WHAT THE TASK REQUIRES:
Although the entries contain pictures, return everything else in them verbatim and omit the pictures.

DATA EXTRACTS:
● ● ● ● ● ● ●

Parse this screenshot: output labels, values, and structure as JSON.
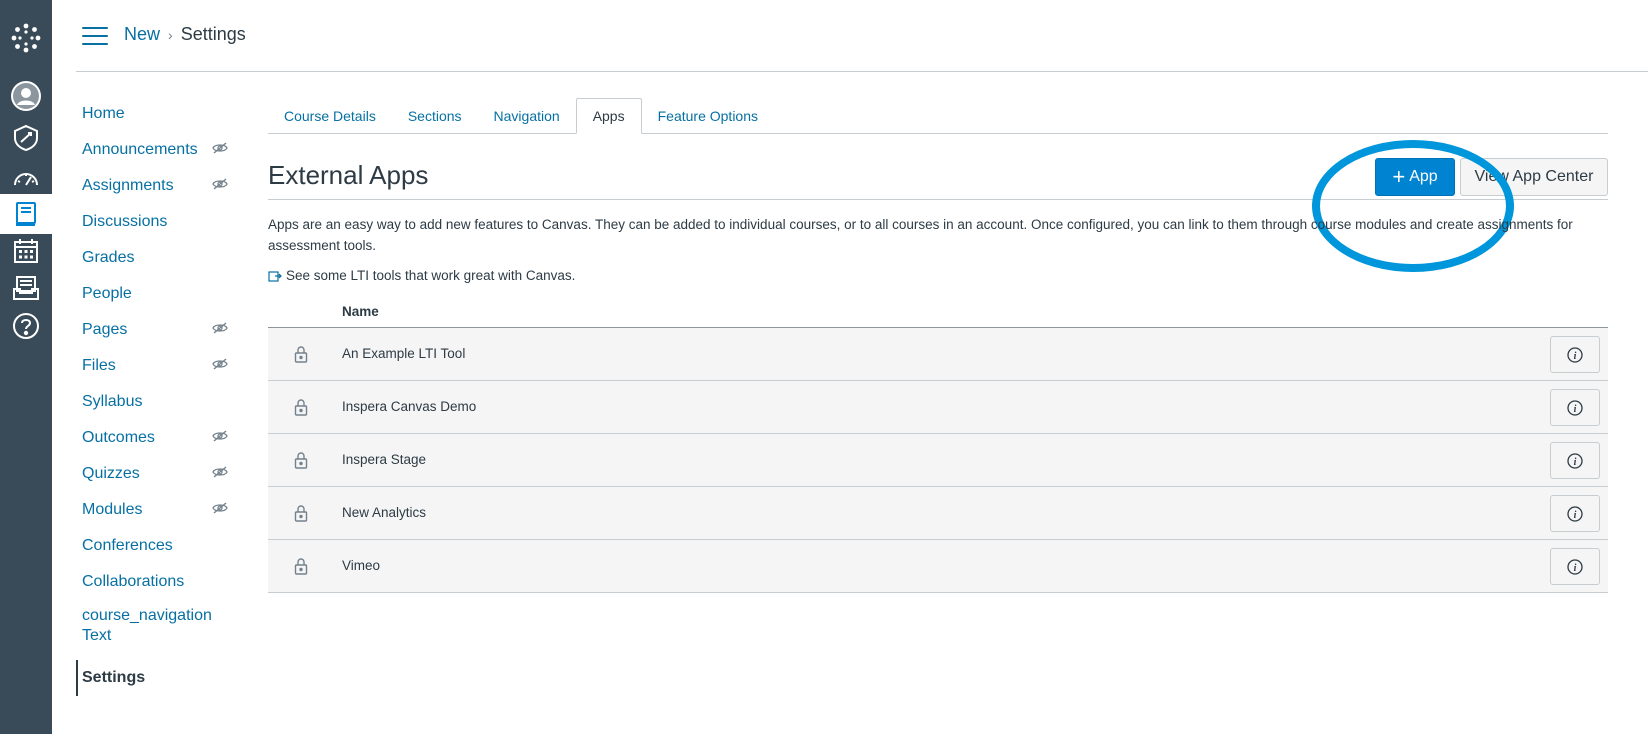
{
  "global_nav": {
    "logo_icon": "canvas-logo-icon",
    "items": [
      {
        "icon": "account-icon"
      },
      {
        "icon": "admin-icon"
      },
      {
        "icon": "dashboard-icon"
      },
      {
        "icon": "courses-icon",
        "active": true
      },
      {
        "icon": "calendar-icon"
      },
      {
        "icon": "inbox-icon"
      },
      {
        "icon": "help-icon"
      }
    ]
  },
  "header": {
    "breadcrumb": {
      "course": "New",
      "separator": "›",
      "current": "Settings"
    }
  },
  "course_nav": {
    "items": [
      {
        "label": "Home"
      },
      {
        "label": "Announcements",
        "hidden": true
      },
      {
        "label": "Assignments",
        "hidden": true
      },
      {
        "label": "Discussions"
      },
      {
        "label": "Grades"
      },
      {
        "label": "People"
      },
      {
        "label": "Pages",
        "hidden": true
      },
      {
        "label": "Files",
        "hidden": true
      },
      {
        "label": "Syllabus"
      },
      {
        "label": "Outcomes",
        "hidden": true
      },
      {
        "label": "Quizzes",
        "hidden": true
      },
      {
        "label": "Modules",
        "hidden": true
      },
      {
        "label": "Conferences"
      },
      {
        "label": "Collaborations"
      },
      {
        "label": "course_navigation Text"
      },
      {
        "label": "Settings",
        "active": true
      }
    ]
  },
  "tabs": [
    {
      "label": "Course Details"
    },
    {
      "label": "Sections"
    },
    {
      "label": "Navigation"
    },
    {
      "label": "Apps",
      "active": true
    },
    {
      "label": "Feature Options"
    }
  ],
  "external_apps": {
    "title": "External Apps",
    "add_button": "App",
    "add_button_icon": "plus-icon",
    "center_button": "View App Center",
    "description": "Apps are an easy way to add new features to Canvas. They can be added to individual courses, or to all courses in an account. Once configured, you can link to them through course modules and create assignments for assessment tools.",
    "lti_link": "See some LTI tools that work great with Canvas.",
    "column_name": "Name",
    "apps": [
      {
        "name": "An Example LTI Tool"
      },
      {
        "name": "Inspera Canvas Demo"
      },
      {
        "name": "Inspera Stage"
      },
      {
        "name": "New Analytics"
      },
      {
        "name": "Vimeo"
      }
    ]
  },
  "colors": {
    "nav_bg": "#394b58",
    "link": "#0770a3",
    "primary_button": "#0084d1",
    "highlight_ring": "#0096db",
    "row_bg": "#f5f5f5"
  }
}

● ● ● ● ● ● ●

YOUR RESPONSE:
Parse this screenshot: output labels, values, and structure as JSON.
{
  "global_nav": {
    "logo_icon": "canvas-logo-icon",
    "items": [
      {
        "icon": "account-icon"
      },
      {
        "icon": "admin-icon"
      },
      {
        "icon": "dashboard-icon"
      },
      {
        "icon": "courses-icon",
        "active": true
      },
      {
        "icon": "calendar-icon"
      },
      {
        "icon": "inbox-icon"
      },
      {
        "icon": "help-icon"
      }
    ]
  },
  "header": {
    "breadcrumb": {
      "course": "New",
      "separator": "›",
      "current": "Settings"
    }
  },
  "course_nav": {
    "items": [
      {
        "label": "Home"
      },
      {
        "label": "Announcements",
        "hidden": true
      },
      {
        "label": "Assignments",
        "hidden": true
      },
      {
        "label": "Discussions"
      },
      {
        "label": "Grades"
      },
      {
        "label": "People"
      },
      {
        "label": "Pages",
        "hidden": true
      },
      {
        "label": "Files",
        "hidden": true
      },
      {
        "label": "Syllabus"
      },
      {
        "label": "Outcomes",
        "hidden": true
      },
      {
        "label": "Quizzes",
        "hidden": true
      },
      {
        "label": "Modules",
        "hidden": true
      },
      {
        "label": "Conferences"
      },
      {
        "label": "Collaborations"
      },
      {
        "label": "course_navigation Text"
      },
      {
        "label": "Settings",
        "active": true
      }
    ]
  },
  "tabs": [
    {
      "label": "Course Details"
    },
    {
      "label": "Sections"
    },
    {
      "label": "Navigation"
    },
    {
      "label": "Apps",
      "active": true
    },
    {
      "label": "Feature Options"
    }
  ],
  "external_apps": {
    "title": "External Apps",
    "add_button": "App",
    "add_button_icon": "plus-icon",
    "center_button": "View App Center",
    "description": "Apps are an easy way to add new features to Canvas. They can be added to individual courses, or to all courses in an account. Once configured, you can link to them through course modules and create assignments for assessment tools.",
    "lti_link": "See some LTI tools that work great with Canvas.",
    "column_name": "Name",
    "apps": [
      {
        "name": "An Example LTI Tool"
      },
      {
        "name": "Inspera Canvas Demo"
      },
      {
        "name": "Inspera Stage"
      },
      {
        "name": "New Analytics"
      },
      {
        "name": "Vimeo"
      }
    ]
  },
  "colors": {
    "nav_bg": "#394b58",
    "link": "#0770a3",
    "primary_button": "#0084d1",
    "highlight_ring": "#0096db",
    "row_bg": "#f5f5f5"
  }
}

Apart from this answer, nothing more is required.